Using the Chile-based ‘Very Large Telescope’ (VLT), astronomers from the European Southern Observatory (ESO) have captured a stunning new image of RCW 34 (otherwise known as Gum 19)—a star forming region located approximately 22,000 light-years away from Earth, toward the constellation of Vela.
This new version accentuates the glowing red cloud of hydrogen gas, and the bright, blue stars (they appear so much larger than they actually are because of their closer proximity to us) providing contrast. Other stars also pervade the medium, helping spark the flame that sets the gas alight. This process is gradual; it starts when parts of the cloud collapse, triggering the mechanism that brings stars to life.
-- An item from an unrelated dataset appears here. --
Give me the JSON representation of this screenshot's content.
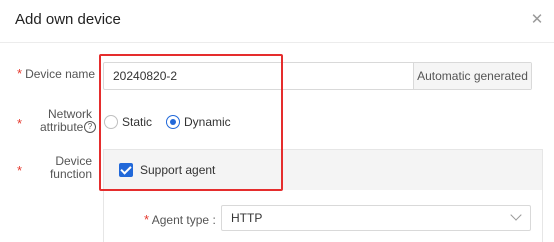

As they progress from protostars, into full-blown main-sequence stars, the temperatures of their gaseous cocoons rise, ultimately expanding through the cooler gas near the edge. The astronomers explain,
See a larger image here.